• _Task item_
I'd like the entries reproduced exactly, with the images omitted.
——
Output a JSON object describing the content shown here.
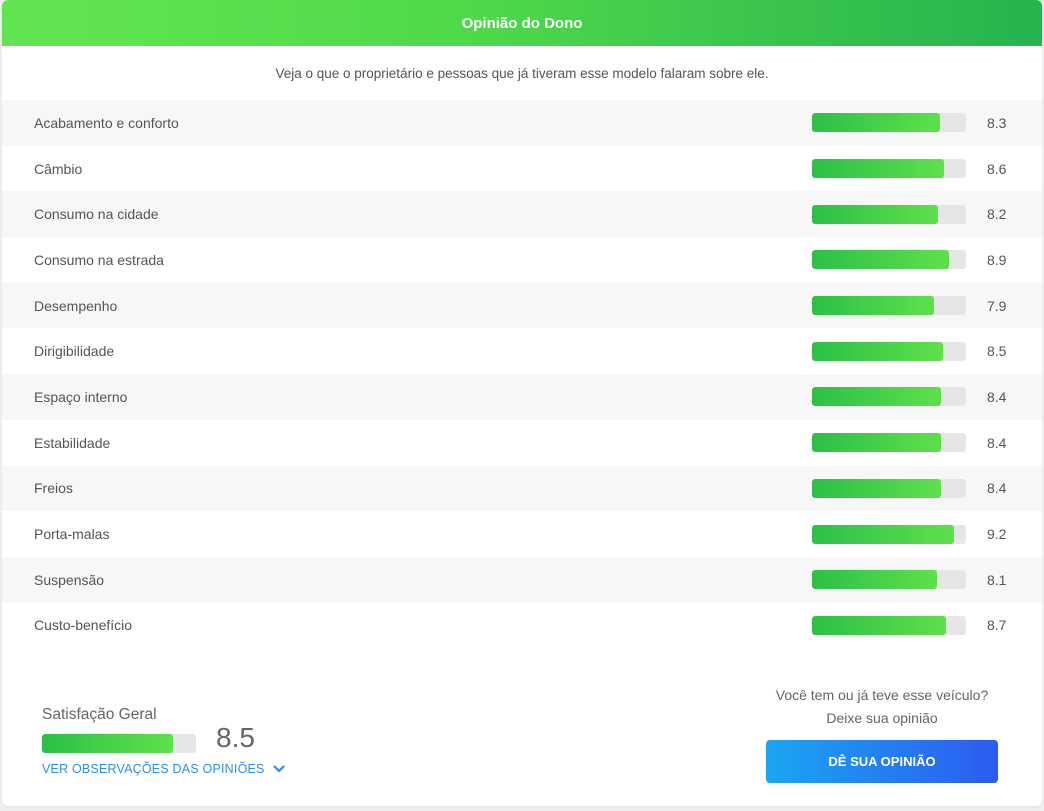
{
  "header": {
    "title": "Opinião do Dono"
  },
  "subtitle": "Veja o que o proprietário e pessoas que já tiveram esse modelo falaram sobre ele.",
  "ratings": [
    {
      "label": "Acabamento e conforto",
      "value": "8.3"
    },
    {
      "label": "Câmbio",
      "value": "8.6"
    },
    {
      "label": "Consumo na cidade",
      "value": "8.2"
    },
    {
      "label": "Consumo na estrada",
      "value": "8.9"
    },
    {
      "label": "Desempenho",
      "value": "7.9"
    },
    {
      "label": "Dirigibilidade",
      "value": "8.5"
    },
    {
      "label": "Espaço interno",
      "value": "8.4"
    },
    {
      "label": "Estabilidade",
      "value": "8.4"
    },
    {
      "label": "Freios",
      "value": "8.4"
    },
    {
      "label": "Porta-malas",
      "value": "9.2"
    },
    {
      "label": "Suspensão",
      "value": "8.1"
    },
    {
      "label": "Custo-benefício",
      "value": "8.7"
    }
  ],
  "rating_scale_max": 10,
  "overall": {
    "label": "Satisfação Geral",
    "value": "8.5",
    "see_more": "VER OBSERVAÇÕES DAS OPINIÕES"
  },
  "cta": {
    "line1": "Você tem ou já teve esse veículo?",
    "line2": "Deixe sua opinião",
    "button": "DÊ SUA OPINIÃO"
  },
  "colors": {
    "header_gradient": [
      "#63e552",
      "#26b34e"
    ],
    "bar_gradient": [
      "#2cc046",
      "#5ee04b"
    ],
    "button_gradient": [
      "#1aa6f2",
      "#2c5bf0"
    ],
    "link": "#2a8ff0"
  },
  "icons": {
    "see_more": "chevron-down-icon"
  }
}
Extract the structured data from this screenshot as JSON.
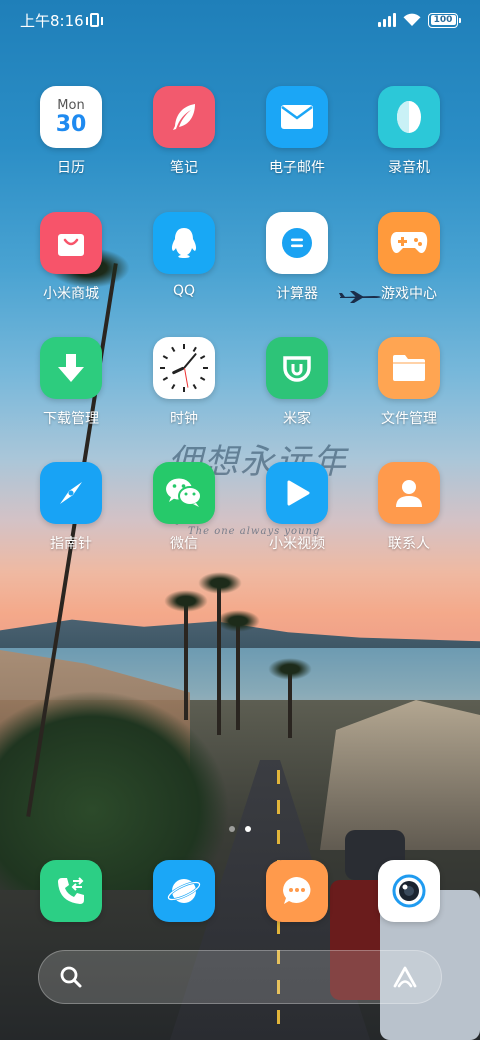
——
• _Output of the task_
Output a JSON object describing the content shown here.
{
  "header": {
    "title": "Opinião do Dono"
  },
  "subtitle": "Veja o que o proprietário e pessoas que já tiveram esse modelo falaram sobre ele.",
  "ratings": [
    {
      "label": "Acabamento e conforto",
      "value": "8.3"
    },
    {
      "label": "Câmbio",
      "value": "8.6"
    },
    {
      "label": "Consumo na cidade",
      "value": "8.2"
    },
    {
      "label": "Consumo na estrada",
      "value": "8.9"
    },
    {
      "label": "Desempenho",
      "value": "7.9"
    },
    {
      "label": "Dirigibilidade",
      "value": "8.5"
    },
    {
      "label": "Espaço interno",
      "value": "8.4"
    },
    {
      "label": "Estabilidade",
      "value": "8.4"
    },
    {
      "label": "Freios",
      "value": "8.4"
    },
    {
      "label": "Porta-malas",
      "value": "9.2"
    },
    {
      "label": "Suspensão",
      "value": "8.1"
    },
    {
      "label": "Custo-benefício",
      "value": "8.7"
    }
  ],
  "rating_scale_max": 10,
  "overall": {
    "label": "Satisfação Geral",
    "value": "8.5",
    "see_more": "VER OBSERVAÇÕES DAS OPINIÕES"
  },
  "cta": {
    "line1": "Você tem ou já teve esse veículo?",
    "line2": "Deixe sua opinião",
    "button": "DÊ SUA OPINIÃO"
  },
  "colors": {
    "header_gradient": [
      "#63e552",
      "#26b34e"
    ],
    "bar_gradient": [
      "#2cc046",
      "#5ee04b"
    ],
    "button_gradient": [
      "#1aa6f2",
      "#2c5bf0"
    ],
    "link": "#2a8ff0"
  },
  "icons": {
    "see_more": "chevron-down-icon"
  }
}
Extract the structured data from this screenshot as JSON.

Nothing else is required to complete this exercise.